== Material to process ==
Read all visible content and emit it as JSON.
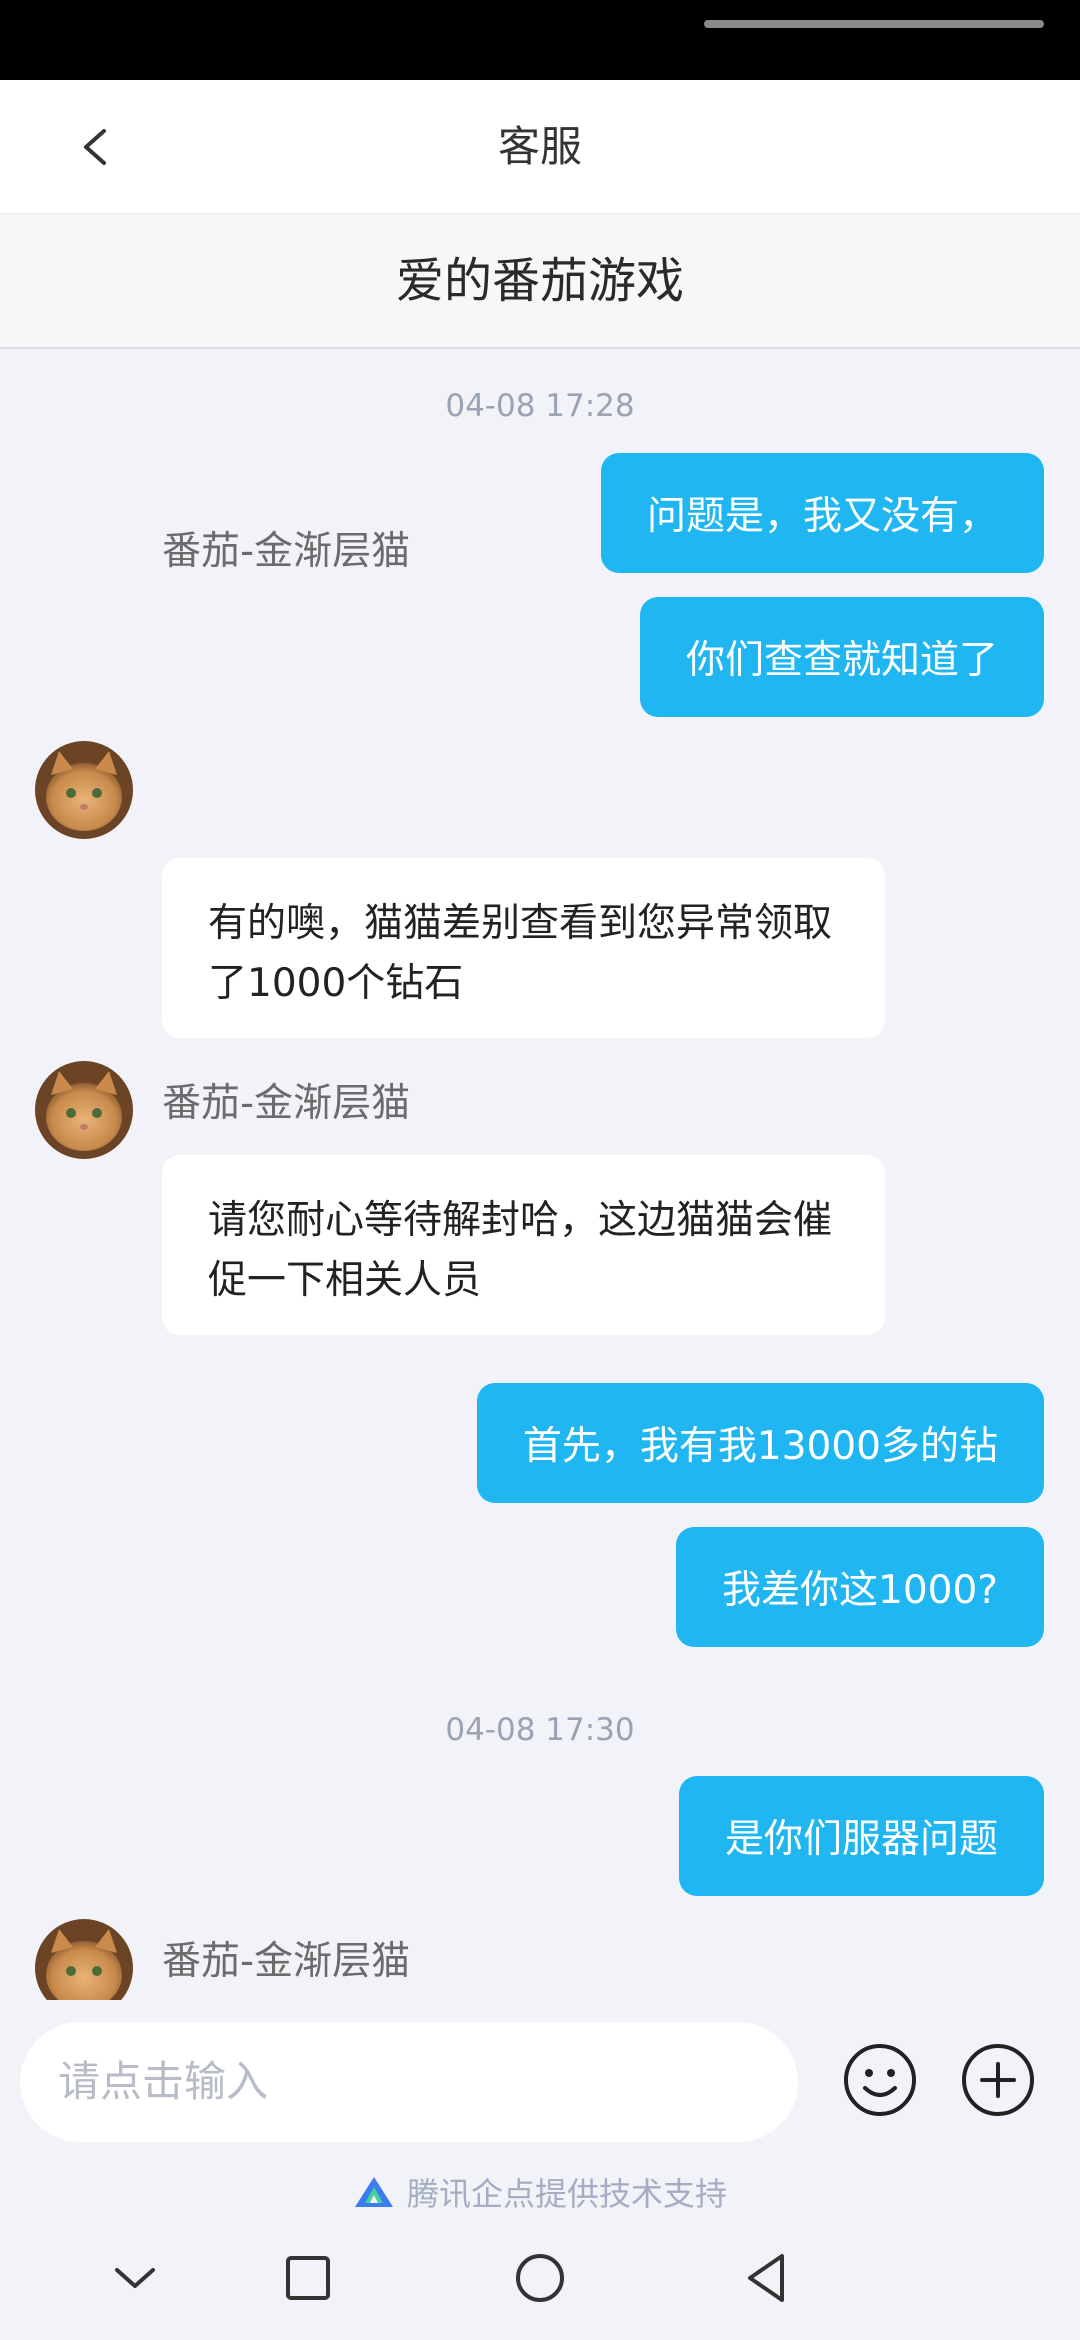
{
  "header": {
    "title": "客服",
    "back_icon": "chevron-left-icon"
  },
  "subheader": {
    "title": "爱的番茄游戏"
  },
  "chat": {
    "timestamps": [
      "04-08 17:28",
      "04-08 17:30"
    ],
    "outgoing": [
      "问题是，我又没有，",
      "你们查查就知道了",
      "首先，我有我13000多的钻",
      "我差你这1000?",
      "是你们服器问题"
    ],
    "incoming": [
      {
        "sender": "番茄-金渐层猫",
        "text": "有的噢，猫猫差别查看到您异常领取了1000个钻石"
      },
      {
        "sender": "番茄-金渐层猫",
        "text": "请您耐心等待解封哈，这边猫猫会催促一下相关人员"
      },
      {
        "sender": "番茄-金渐层猫",
        "text": ""
      }
    ],
    "bubble_color": "#1fb6f2"
  },
  "composer": {
    "placeholder": "请点击输入",
    "emoji_icon": "smiley-icon",
    "add_icon": "plus-circle-icon"
  },
  "footer": {
    "powered_by": "腾讯企点提供技术支持"
  },
  "navbar": {
    "icons": [
      "chevron-down-icon",
      "square-icon",
      "circle-icon",
      "triangle-back-icon"
    ]
  }
}
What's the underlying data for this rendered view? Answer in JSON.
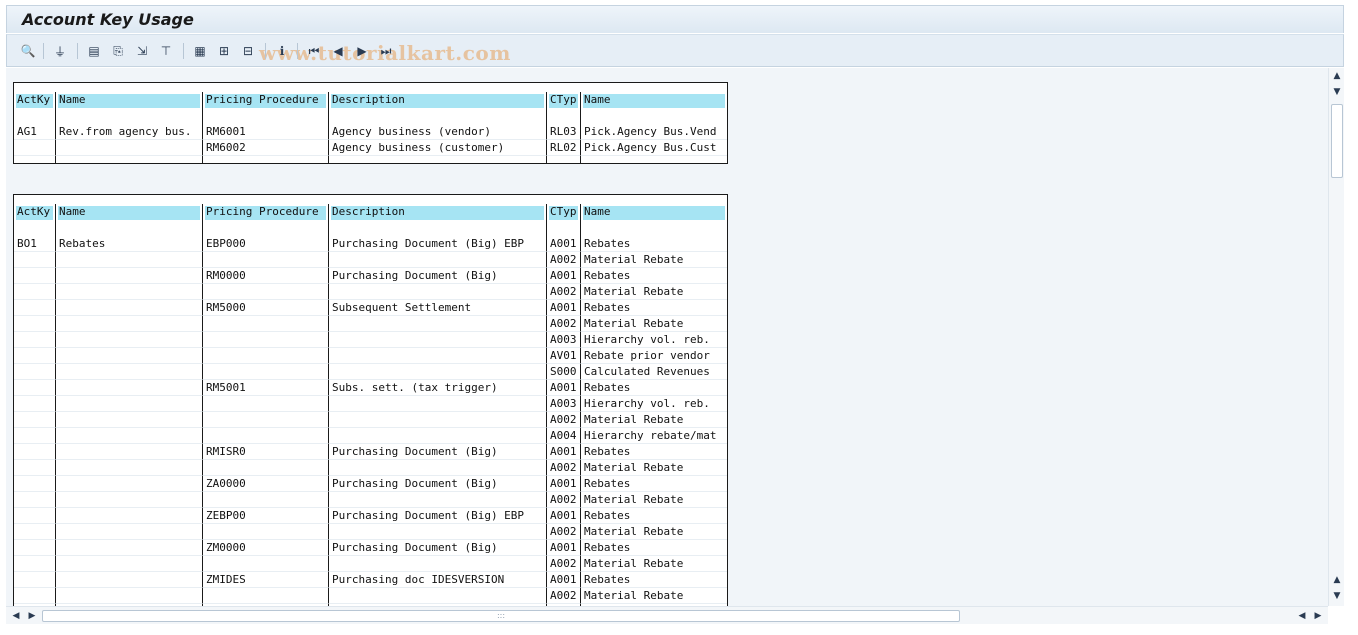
{
  "window": {
    "title": "Account Key Usage"
  },
  "watermark": "www.tutorialkart.com",
  "toolbar": {
    "buttons": [
      {
        "name": "magnifier-icon",
        "glyph": "🔍"
      },
      {
        "name": "filter-icon",
        "glyph": "⏚"
      },
      {
        "name": "excel-export-icon",
        "glyph": "▤"
      },
      {
        "name": "print-preview-icon",
        "glyph": "⎘"
      },
      {
        "name": "export-icon",
        "glyph": "⇲"
      },
      {
        "name": "word-processing-icon",
        "glyph": "⊤"
      },
      {
        "name": "layout-grid-icon",
        "glyph": "▦"
      },
      {
        "name": "select-layout-icon",
        "glyph": "⊞"
      },
      {
        "name": "save-layout-icon",
        "glyph": "⊟"
      },
      {
        "name": "info-icon",
        "glyph": "ℹ"
      },
      {
        "name": "first-page-icon",
        "glyph": "⏮"
      },
      {
        "name": "previous-page-icon",
        "glyph": "◀"
      },
      {
        "name": "next-page-icon",
        "glyph": "▶"
      },
      {
        "name": "last-page-icon",
        "glyph": "⏭"
      }
    ]
  },
  "columns": [
    "ActKy",
    "Name",
    "Pricing Procedure",
    "Description",
    "CTyp",
    "Name"
  ],
  "tables": [
    {
      "rows": [
        [
          "AG1",
          "Rev.from agency bus.",
          "RM6001",
          "Agency business (vendor)",
          "RL03",
          "Pick.Agency Bus.Vend"
        ],
        [
          "",
          "",
          "RM6002",
          "Agency business (customer)",
          "RL02",
          "Pick.Agency Bus.Cust"
        ]
      ]
    },
    {
      "rows": [
        [
          "BO1",
          "Rebates",
          "EBP000",
          "Purchasing Document (Big) EBP",
          "A001",
          "Rebates"
        ],
        [
          "",
          "",
          "",
          "",
          "A002",
          "Material Rebate"
        ],
        [
          "",
          "",
          "RM0000",
          "Purchasing Document (Big)",
          "A001",
          "Rebates"
        ],
        [
          "",
          "",
          "",
          "",
          "A002",
          "Material Rebate"
        ],
        [
          "",
          "",
          "RM5000",
          "Subsequent Settlement",
          "A001",
          "Rebates"
        ],
        [
          "",
          "",
          "",
          "",
          "A002",
          "Material Rebate"
        ],
        [
          "",
          "",
          "",
          "",
          "A003",
          "Hierarchy vol. reb."
        ],
        [
          "",
          "",
          "",
          "",
          "AV01",
          "Rebate prior vendor"
        ],
        [
          "",
          "",
          "",
          "",
          "S000",
          "Calculated Revenues"
        ],
        [
          "",
          "",
          "RM5001",
          "Subs. sett. (tax trigger)",
          "A001",
          "Rebates"
        ],
        [
          "",
          "",
          "",
          "",
          "A003",
          "Hierarchy vol. reb."
        ],
        [
          "",
          "",
          "",
          "",
          "A002",
          "Material Rebate"
        ],
        [
          "",
          "",
          "",
          "",
          "A004",
          "Hierarchy rebate/mat"
        ],
        [
          "",
          "",
          "RMISR0",
          "Purchasing Document (Big)",
          "A001",
          "Rebates"
        ],
        [
          "",
          "",
          "",
          "",
          "A002",
          "Material Rebate"
        ],
        [
          "",
          "",
          "ZA0000",
          "Purchasing Document (Big)",
          "A001",
          "Rebates"
        ],
        [
          "",
          "",
          "",
          "",
          "A002",
          "Material Rebate"
        ],
        [
          "",
          "",
          "ZEBP00",
          "Purchasing Document (Big) EBP",
          "A001",
          "Rebates"
        ],
        [
          "",
          "",
          "",
          "",
          "A002",
          "Material Rebate"
        ],
        [
          "",
          "",
          "ZM0000",
          "Purchasing Document (Big)",
          "A001",
          "Rebates"
        ],
        [
          "",
          "",
          "",
          "",
          "A002",
          "Material Rebate"
        ],
        [
          "",
          "",
          "ZMIDES",
          "Purchasing doc IDESVERSION",
          "A001",
          "Rebates"
        ],
        [
          "",
          "",
          "",
          "",
          "A002",
          "Material Rebate"
        ]
      ]
    }
  ],
  "scrollbars": {
    "up": "▲",
    "down": "▼",
    "left": "◀",
    "right": "▶",
    "grip": ":::"
  }
}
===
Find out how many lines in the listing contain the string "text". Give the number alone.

__Completed exercise__: 3